*Required action*
Return, from the lines below, each one that includes the word "warehouse".

-- Opening Marker --

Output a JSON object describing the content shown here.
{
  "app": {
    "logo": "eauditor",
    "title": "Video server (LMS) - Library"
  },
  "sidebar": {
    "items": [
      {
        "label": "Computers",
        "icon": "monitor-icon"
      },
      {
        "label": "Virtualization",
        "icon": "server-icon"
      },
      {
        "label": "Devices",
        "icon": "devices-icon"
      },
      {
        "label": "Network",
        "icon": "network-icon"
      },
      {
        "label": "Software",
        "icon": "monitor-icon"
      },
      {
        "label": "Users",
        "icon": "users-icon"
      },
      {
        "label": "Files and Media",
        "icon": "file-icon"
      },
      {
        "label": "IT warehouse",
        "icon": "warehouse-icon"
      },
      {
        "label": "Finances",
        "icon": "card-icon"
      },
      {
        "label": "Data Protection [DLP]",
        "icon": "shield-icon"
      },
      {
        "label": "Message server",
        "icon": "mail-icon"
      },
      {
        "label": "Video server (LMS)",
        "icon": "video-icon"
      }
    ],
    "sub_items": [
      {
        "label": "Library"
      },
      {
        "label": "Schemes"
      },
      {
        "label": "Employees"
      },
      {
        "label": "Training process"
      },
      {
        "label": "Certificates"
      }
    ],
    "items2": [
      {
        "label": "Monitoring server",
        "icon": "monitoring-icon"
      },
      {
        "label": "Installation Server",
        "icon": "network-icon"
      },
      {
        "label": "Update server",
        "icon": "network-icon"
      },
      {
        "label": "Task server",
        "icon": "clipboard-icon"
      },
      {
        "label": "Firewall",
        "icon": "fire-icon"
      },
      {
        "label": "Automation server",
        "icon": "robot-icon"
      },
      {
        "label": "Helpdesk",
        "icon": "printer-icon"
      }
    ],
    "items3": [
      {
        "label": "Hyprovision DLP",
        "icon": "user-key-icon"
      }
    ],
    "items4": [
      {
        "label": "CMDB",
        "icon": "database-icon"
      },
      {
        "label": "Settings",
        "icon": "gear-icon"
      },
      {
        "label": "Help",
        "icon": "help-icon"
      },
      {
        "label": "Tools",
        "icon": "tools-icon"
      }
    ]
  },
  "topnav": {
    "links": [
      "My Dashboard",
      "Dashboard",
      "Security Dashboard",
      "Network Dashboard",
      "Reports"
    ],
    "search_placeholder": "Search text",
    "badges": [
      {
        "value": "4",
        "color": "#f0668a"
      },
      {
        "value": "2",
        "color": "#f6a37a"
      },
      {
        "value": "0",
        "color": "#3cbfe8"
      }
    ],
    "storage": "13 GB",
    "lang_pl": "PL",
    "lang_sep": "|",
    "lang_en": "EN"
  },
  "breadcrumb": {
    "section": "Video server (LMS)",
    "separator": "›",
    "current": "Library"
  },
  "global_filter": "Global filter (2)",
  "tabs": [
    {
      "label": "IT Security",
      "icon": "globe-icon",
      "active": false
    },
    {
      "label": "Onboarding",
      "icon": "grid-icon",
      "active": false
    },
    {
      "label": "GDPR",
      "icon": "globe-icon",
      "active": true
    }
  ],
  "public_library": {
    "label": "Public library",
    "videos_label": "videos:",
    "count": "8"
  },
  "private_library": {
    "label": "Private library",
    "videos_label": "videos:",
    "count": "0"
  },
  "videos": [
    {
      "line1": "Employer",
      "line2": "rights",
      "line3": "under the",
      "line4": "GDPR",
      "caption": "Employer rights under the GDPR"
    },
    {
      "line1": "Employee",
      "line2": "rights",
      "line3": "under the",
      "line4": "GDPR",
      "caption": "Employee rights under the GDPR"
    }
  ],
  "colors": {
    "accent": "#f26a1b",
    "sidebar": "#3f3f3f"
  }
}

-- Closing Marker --

*Exercise answer*
        "label": "IT warehouse",
        "icon": "warehouse-icon"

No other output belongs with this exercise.